Records from a collection
Content starts
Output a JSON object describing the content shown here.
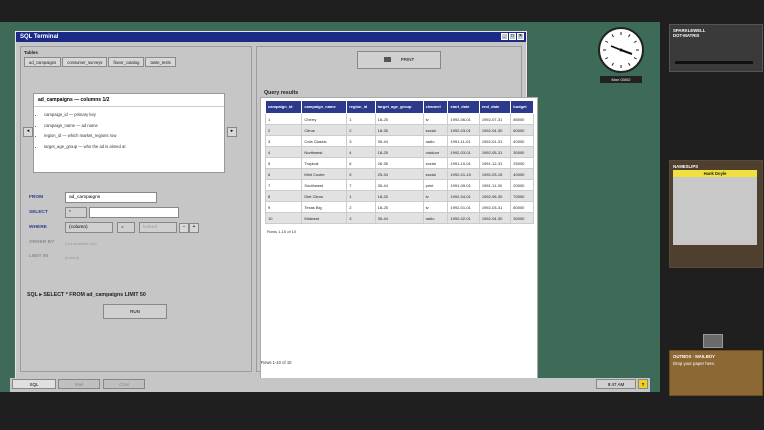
{
  "window": {
    "title": "SQL Terminal"
  },
  "tables": {
    "label": "Tables",
    "tabs": [
      "ad_campaigns",
      "consumer_surveys",
      "flavor_catalog",
      "taste_tests"
    ]
  },
  "columns_box": {
    "header": "ad_campaigns — columns  1/2",
    "items": [
      "campaign_id  —  primary key",
      "campaign_name  —  ad name",
      "region_id  —  which market_regions row",
      "target_age_group  —  who the ad is aimed at"
    ]
  },
  "query_builder": {
    "from_label": "FROM",
    "from_value": "ad_campaigns",
    "select_label": "SELECT",
    "select_value": "*",
    "where_label": "WHERE",
    "where_column": "(column)",
    "where_op": "=",
    "where_value": "locked",
    "orderby_label": "ORDER BY",
    "orderby_note": "(not available yet)",
    "limit_label": "LIMIT 50",
    "limit_note": "(locked)",
    "sql_line": "SQL ▸ SELECT * FROM ad_campaigns LIMIT 50",
    "run_label": "RUN"
  },
  "results": {
    "print_label": "PRINT",
    "title": "Query results",
    "columns": [
      "campaign_id",
      "campaign_name",
      "region_id",
      "target_age_group",
      "channel",
      "start_date",
      "end_date",
      "budget"
    ],
    "rows": [
      [
        "1",
        "Cherry",
        "1",
        "18-25",
        "tv",
        "1992-06-01",
        "1992-07-31",
        "85000"
      ],
      [
        "2",
        "Citrus",
        "2",
        "18-35",
        "social",
        "1992-03-01",
        "1992-04-30",
        "60000"
      ],
      [
        "3",
        "Cola Classic",
        "3",
        "35-44",
        "radio",
        "1991-11-01",
        "1992-01-31",
        "40000"
      ],
      [
        "4",
        "Northwest",
        "4",
        "18-25",
        "outdoor",
        "1992-03-01",
        "1992-05-31",
        "30000"
      ],
      [
        "5",
        "Tropical",
        "6",
        "26-35",
        "social",
        "1991-10-01",
        "1991-12-31",
        "25000"
      ],
      [
        "6",
        "Mint Cooler",
        "5",
        "25-34",
        "social",
        "1992-01-15",
        "1992-03-15",
        "40000"
      ],
      [
        "7",
        "Southwest",
        "7",
        "35-44",
        "print",
        "1991-09-01",
        "1991-11-30",
        "20000"
      ],
      [
        "8",
        "Diet Citrus",
        "1",
        "18-25",
        "tv",
        "1992-04-01",
        "1992-06-30",
        "70000"
      ],
      [
        "9",
        "Texas Big",
        "2",
        "18-25",
        "tv",
        "1992-01-01",
        "1992-03-31",
        "80000"
      ],
      [
        "10",
        "Midwest",
        "3",
        "35-44",
        "radio",
        "1992-02-01",
        "1992-04-30",
        "30000"
      ]
    ],
    "rows_info": "Rows 1-10 of 10",
    "footer": "Rows 1-10 of 10"
  },
  "taskbar": {
    "buttons": [
      "SQL",
      "Mail",
      "Chat"
    ],
    "time": "9:47 AM",
    "help": "?"
  },
  "clock": {
    "date": "Mon 03/02"
  },
  "widgets": {
    "printer_title": "SPARKLEWELL\nDOT-MATRIX",
    "nameslips_title": "NAMESLIPS",
    "nameslips_card": "Hank Doyle",
    "outbox_title": "OUTBOX · MAILBOY",
    "outbox_text": "Drop your paper here."
  }
}
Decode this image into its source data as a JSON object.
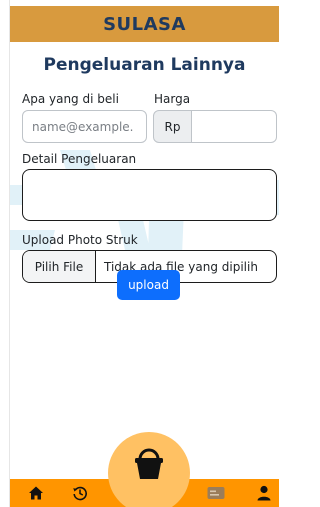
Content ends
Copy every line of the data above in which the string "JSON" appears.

Output a JSON object describing the content shown here.
Decode this image into its source data as a JSON object.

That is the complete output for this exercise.